Lubrication of internal combustion engines has been a practice for many decades, yet continual improvement in lubricant technology is ongoing as new engines and new standards have been developed. Formulations directed to spark ignition engines and compression ignition engines, for instance, must address limits placed on sulfated ash, phosphorus, and sulfur content (“SAPS”), and restrictions in these components often lead to upper limits on the amount of metal-containing additives that can be included in the lubricant.
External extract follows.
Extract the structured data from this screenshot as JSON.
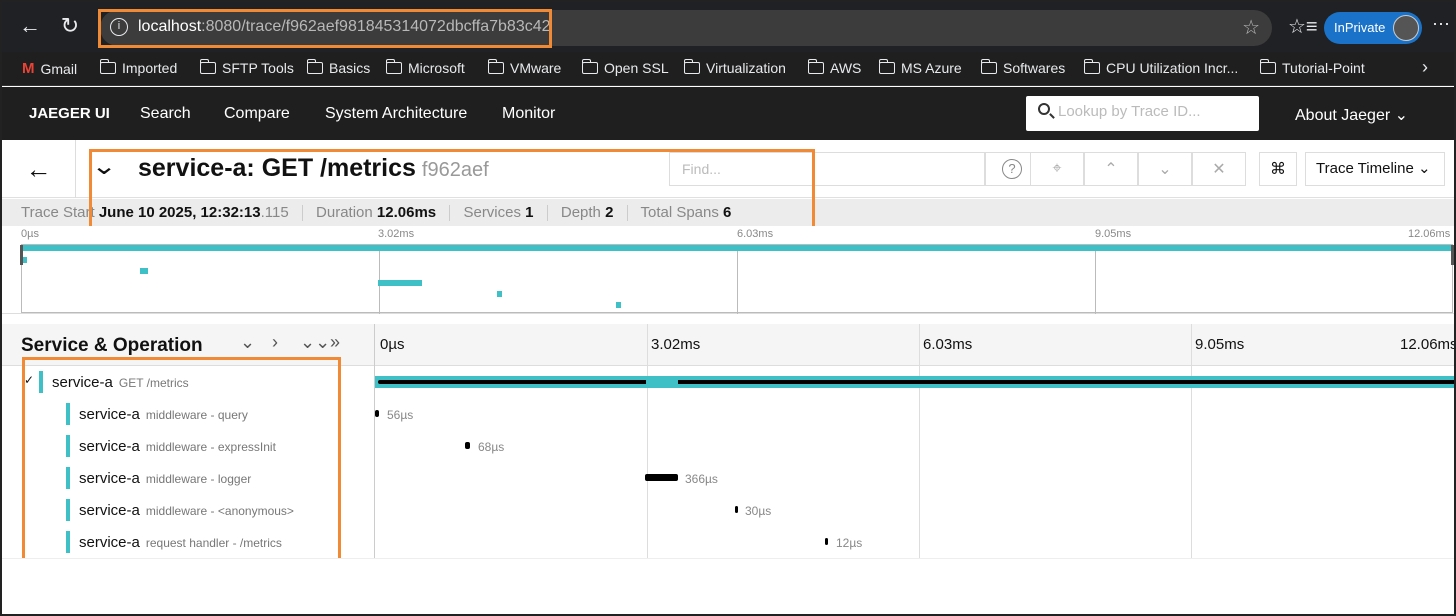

Reduction in metal containing additives is necessary to reduce the impact of metal ash on exhaust aftertreatment devices and to reduce the emission of particulate matter.
Chief among these metal-containing additives are zinc dialkyldithiophosphates (ZDDP) for wear and oxidation protection and overbased metal detergents for cleanliness and acid control. ZDDP has been the industry standard for reducing valve train wear, protecting against liner wear, and reducing oxidation leading to corrosive wear. However the zinc contributes to an increase in sulfated ash in the lubricating oil and the phosphorus causes inactivation of oxidation catalysts used in exhaust after-treatment devices.